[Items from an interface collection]
>>>

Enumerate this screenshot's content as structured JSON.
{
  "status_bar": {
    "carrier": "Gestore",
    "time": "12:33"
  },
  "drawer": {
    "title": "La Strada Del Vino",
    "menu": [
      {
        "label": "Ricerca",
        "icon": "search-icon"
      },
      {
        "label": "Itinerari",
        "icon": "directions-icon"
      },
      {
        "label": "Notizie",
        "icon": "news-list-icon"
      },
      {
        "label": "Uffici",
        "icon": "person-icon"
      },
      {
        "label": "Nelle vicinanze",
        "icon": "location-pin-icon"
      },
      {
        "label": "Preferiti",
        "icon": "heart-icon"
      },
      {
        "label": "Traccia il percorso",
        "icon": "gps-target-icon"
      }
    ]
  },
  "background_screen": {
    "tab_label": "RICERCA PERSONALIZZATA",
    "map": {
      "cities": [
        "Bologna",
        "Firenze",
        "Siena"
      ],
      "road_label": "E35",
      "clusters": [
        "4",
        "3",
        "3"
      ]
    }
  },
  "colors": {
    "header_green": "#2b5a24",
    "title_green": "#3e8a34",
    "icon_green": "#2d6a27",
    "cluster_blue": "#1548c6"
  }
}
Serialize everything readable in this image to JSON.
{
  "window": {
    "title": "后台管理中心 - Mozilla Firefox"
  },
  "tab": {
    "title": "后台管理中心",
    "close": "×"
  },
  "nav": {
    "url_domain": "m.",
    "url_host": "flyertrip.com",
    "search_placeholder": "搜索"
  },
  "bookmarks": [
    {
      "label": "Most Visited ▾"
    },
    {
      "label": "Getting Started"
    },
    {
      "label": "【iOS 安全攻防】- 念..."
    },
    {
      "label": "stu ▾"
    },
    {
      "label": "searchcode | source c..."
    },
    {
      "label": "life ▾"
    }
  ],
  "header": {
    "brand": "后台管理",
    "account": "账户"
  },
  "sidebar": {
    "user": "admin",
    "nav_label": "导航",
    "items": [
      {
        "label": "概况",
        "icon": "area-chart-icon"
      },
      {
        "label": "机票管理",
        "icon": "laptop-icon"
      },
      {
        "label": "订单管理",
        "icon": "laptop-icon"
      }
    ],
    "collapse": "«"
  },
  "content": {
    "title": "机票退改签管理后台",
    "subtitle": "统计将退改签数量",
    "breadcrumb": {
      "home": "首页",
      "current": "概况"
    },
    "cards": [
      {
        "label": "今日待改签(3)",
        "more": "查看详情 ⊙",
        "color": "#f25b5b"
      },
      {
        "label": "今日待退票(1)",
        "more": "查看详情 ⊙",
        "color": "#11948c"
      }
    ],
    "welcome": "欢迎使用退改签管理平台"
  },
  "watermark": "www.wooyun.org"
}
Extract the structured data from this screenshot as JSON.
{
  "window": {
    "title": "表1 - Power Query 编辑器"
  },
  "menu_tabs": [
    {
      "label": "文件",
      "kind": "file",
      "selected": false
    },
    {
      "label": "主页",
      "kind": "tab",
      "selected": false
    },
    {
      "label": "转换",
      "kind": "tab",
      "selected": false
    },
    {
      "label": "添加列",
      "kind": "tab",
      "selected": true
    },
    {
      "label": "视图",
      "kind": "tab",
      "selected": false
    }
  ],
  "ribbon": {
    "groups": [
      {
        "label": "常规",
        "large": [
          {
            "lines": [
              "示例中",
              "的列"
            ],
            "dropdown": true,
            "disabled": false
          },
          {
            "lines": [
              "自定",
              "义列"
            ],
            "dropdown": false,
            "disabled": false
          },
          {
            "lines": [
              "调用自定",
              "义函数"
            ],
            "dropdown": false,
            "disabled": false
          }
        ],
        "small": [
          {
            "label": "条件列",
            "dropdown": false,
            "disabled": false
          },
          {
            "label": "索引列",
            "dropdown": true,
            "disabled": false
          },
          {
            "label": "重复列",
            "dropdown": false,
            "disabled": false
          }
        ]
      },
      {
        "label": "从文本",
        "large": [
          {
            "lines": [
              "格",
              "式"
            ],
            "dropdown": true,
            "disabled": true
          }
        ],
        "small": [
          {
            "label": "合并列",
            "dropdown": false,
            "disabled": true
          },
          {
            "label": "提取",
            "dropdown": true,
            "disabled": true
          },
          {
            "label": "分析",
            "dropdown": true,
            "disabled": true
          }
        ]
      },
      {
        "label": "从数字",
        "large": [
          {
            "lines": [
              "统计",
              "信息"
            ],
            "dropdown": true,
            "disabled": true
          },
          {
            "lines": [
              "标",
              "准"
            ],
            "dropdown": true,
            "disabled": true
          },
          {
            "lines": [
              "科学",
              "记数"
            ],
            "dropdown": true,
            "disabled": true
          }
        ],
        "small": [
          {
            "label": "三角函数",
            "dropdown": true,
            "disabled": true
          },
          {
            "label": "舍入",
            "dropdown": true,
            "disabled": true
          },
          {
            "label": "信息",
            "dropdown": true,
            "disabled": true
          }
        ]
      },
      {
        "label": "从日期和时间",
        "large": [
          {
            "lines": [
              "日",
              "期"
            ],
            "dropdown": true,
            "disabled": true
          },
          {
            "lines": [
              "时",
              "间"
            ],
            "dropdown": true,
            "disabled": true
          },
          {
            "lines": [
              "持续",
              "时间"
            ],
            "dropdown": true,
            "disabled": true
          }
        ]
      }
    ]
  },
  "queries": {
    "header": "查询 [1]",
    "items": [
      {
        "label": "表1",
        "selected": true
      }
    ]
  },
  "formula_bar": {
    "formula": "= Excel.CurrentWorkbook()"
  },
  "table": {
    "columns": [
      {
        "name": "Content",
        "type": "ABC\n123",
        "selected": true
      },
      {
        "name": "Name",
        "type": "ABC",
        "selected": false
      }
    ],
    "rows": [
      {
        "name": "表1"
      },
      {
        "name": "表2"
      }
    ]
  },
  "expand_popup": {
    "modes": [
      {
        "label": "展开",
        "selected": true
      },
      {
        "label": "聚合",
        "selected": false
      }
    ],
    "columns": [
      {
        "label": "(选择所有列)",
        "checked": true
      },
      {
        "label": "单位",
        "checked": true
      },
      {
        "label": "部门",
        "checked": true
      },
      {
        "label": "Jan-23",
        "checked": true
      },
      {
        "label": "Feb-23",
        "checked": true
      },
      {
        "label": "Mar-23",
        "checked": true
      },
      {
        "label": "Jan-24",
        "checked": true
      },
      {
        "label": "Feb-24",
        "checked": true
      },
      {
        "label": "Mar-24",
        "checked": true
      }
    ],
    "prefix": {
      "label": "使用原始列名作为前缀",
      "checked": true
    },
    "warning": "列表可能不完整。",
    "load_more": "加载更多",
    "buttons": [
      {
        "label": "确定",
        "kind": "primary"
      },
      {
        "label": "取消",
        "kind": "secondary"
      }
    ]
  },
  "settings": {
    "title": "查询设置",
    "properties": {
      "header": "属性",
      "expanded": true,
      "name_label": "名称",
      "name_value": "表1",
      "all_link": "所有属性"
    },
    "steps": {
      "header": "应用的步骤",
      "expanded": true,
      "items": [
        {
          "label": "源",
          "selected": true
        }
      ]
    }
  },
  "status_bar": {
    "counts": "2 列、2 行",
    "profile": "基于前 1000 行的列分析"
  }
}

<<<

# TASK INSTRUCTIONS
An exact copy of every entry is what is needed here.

# RESPONSE AREA
Enumerate this screenshot's content as structured JSON.
{
  "status_bar": {
    "carrier": "Gestore",
    "time": "12:33"
  },
  "drawer": {
    "title": "La Strada Del Vino",
    "menu": [
      {
        "label": "Ricerca",
        "icon": "search-icon"
      },
      {
        "label": "Itinerari",
        "icon": "directions-icon"
      },
      {
        "label": "Notizie",
        "icon": "news-list-icon"
      },
      {
        "label": "Uffici",
        "icon": "person-icon"
      },
      {
        "label": "Nelle vicinanze",
        "icon": "location-pin-icon"
      },
      {
        "label": "Preferiti",
        "icon": "heart-icon"
      },
      {
        "label": "Traccia il percorso",
        "icon": "gps-target-icon"
      }
    ]
  },
  "background_screen": {
    "tab_label": "RICERCA PERSONALIZZATA",
    "map": {
      "cities": [
        "Bologna",
        "Firenze",
        "Siena"
      ],
      "road_label": "E35",
      "clusters": [
        "4",
        "3",
        "3"
      ]
    }
  },
  "colors": {
    "header_green": "#2b5a24",
    "title_green": "#3e8a34",
    "icon_green": "#2d6a27",
    "cluster_blue": "#1548c6"
  }
}
Serialize everything readable in this image to JSON.
{
  "window": {
    "title": "后台管理中心 - Mozilla Firefox"
  },
  "tab": {
    "title": "后台管理中心",
    "close": "×"
  },
  "nav": {
    "url_domain": "m.",
    "url_host": "flyertrip.com",
    "search_placeholder": "搜索"
  },
  "bookmarks": [
    {
      "label": "Most Visited ▾"
    },
    {
      "label": "Getting Started"
    },
    {
      "label": "【iOS 安全攻防】- 念..."
    },
    {
      "label": "stu ▾"
    },
    {
      "label": "searchcode | source c..."
    },
    {
      "label": "life ▾"
    }
  ],
  "header": {
    "brand": "后台管理",
    "account": "账户"
  },
  "sidebar": {
    "user": "admin",
    "nav_label": "导航",
    "items": [
      {
        "label": "概况",
        "icon": "area-chart-icon"
      },
      {
        "label": "机票管理",
        "icon": "laptop-icon"
      },
      {
        "label": "订单管理",
        "icon": "laptop-icon"
      }
    ],
    "collapse": "«"
  },
  "content": {
    "title": "机票退改签管理后台",
    "subtitle": "统计将退改签数量",
    "breadcrumb": {
      "home": "首页",
      "current": "概况"
    },
    "cards": [
      {
        "label": "今日待改签(3)",
        "more": "查看详情 ⊙",
        "color": "#f25b5b"
      },
      {
        "label": "今日待退票(1)",
        "more": "查看详情 ⊙",
        "color": "#11948c"
      }
    ],
    "welcome": "欢迎使用退改签管理平台"
  },
  "watermark": "www.wooyun.org"
}
Extract the structured data from this screenshot as JSON.
{
  "window": {
    "title": "表1 - Power Query 编辑器"
  },
  "menu_tabs": [
    {
      "label": "文件",
      "kind": "file",
      "selected": false
    },
    {
      "label": "主页",
      "kind": "tab",
      "selected": false
    },
    {
      "label": "转换",
      "kind": "tab",
      "selected": false
    },
    {
      "label": "添加列",
      "kind": "tab",
      "selected": true
    },
    {
      "label": "视图",
      "kind": "tab",
      "selected": false
    }
  ],
  "ribbon": {
    "groups": [
      {
        "label": "常规",
        "large": [
          {
            "lines": [
              "示例中",
              "的列"
            ],
            "dropdown": true,
            "disabled": false
          },
          {
            "lines": [
              "自定",
              "义列"
            ],
            "dropdown": false,
            "disabled": false
          },
          {
            "lines": [
              "调用自定",
              "义函数"
            ],
            "dropdown": false,
            "disabled": false
          }
        ],
        "small": [
          {
            "label": "条件列",
            "dropdown": false,
            "disabled": false
          },
          {
            "label": "索引列",
            "dropdown": true,
            "disabled": false
          },
          {
            "label": "重复列",
            "dropdown": false,
            "disabled": false
          }
        ]
      },
      {
        "label": "从文本",
        "large": [
          {
            "lines": [
              "格",
              "式"
            ],
            "dropdown": true,
            "disabled": true
          }
        ],
        "small": [
          {
            "label": "合并列",
            "dropdown": false,
            "disabled": true
          },
          {
            "label": "提取",
            "dropdown": true,
            "disabled": true
          },
          {
            "label": "分析",
            "dropdown": true,
            "disabled": true
          }
        ]
      },
      {
        "label": "从数字",
        "large": [
          {
            "lines": [
              "统计",
              "信息"
            ],
            "dropdown": true,
            "disabled": true
          },
          {
            "lines": [
              "标",
              "准"
            ],
            "dropdown": true,
            "disabled": true
          },
          {
            "lines": [
              "科学",
              "记数"
            ],
            "dropdown": true,
            "disabled": true
          }
        ],
        "small": [
          {
            "label": "三角函数",
            "dropdown": true,
            "disabled": true
          },
          {
            "label": "舍入",
            "dropdown": true,
            "disabled": true
          },
          {
            "label": "信息",
            "dropdown": true,
            "disabled": true
          }
        ]
      },
      {
        "label": "从日期和时间",
        "large": [
          {
            "lines": [
              "日",
              "期"
            ],
            "dropdown": true,
            "disabled": true
          },
          {
            "lines": [
              "时",
              "间"
            ],
            "dropdown": true,
            "disabled": true
          },
          {
            "lines": [
              "持续",
              "时间"
            ],
            "dropdown": true,
            "disabled": true
          }
        ]
      }
    ]
  },
  "queries": {
    "header": "查询 [1]",
    "items": [
      {
        "label": "表1",
        "selected": true
      }
    ]
  },
  "formula_bar": {
    "formula": "= Excel.CurrentWorkbook()"
  },
  "table": {
    "columns": [
      {
        "name": "Content",
        "type": "ABC\n123",
        "selected": true
      },
      {
        "name": "Name",
        "type": "ABC",
        "selected": false
      }
    ],
    "rows": [
      {
        "name": "表1"
      },
      {
        "name": "表2"
      }
    ]
  },
  "expand_popup": {
    "modes": [
      {
        "label": "展开",
        "selected": true
      },
      {
        "label": "聚合",
        "selected": false
      }
    ],
    "columns": [
      {
        "label": "(选择所有列)",
        "checked": true
      },
      {
        "label": "单位",
        "checked": true
      },
      {
        "label": "部门",
        "checked": true
      },
      {
        "label": "Jan-23",
        "checked": true
      },
      {
        "label": "Feb-23",
        "checked": true
      },
      {
        "label": "Mar-23",
        "checked": true
      },
      {
        "label": "Jan-24",
        "checked": true
      },
      {
        "label": "Feb-24",
        "checked": true
      },
      {
        "label": "Mar-24",
        "checked": true
      }
    ],
    "prefix": {
      "label": "使用原始列名作为前缀",
      "checked": true
    },
    "warning": "列表可能不完整。",
    "load_more": "加载更多",
    "buttons": [
      {
        "label": "确定",
        "kind": "primary"
      },
      {
        "label": "取消",
        "kind": "secondary"
      }
    ]
  },
  "settings": {
    "title": "查询设置",
    "properties": {
      "header": "属性",
      "expanded": true,
      "name_label": "名称",
      "name_value": "表1",
      "all_link": "所有属性"
    },
    "steps": {
      "header": "应用的步骤",
      "expanded": true,
      "items": [
        {
          "label": "源",
          "selected": true
        }
      ]
    }
  },
  "status_bar": {
    "counts": "2 列、2 行",
    "profile": "基于前 1000 行的列分析"
  }
}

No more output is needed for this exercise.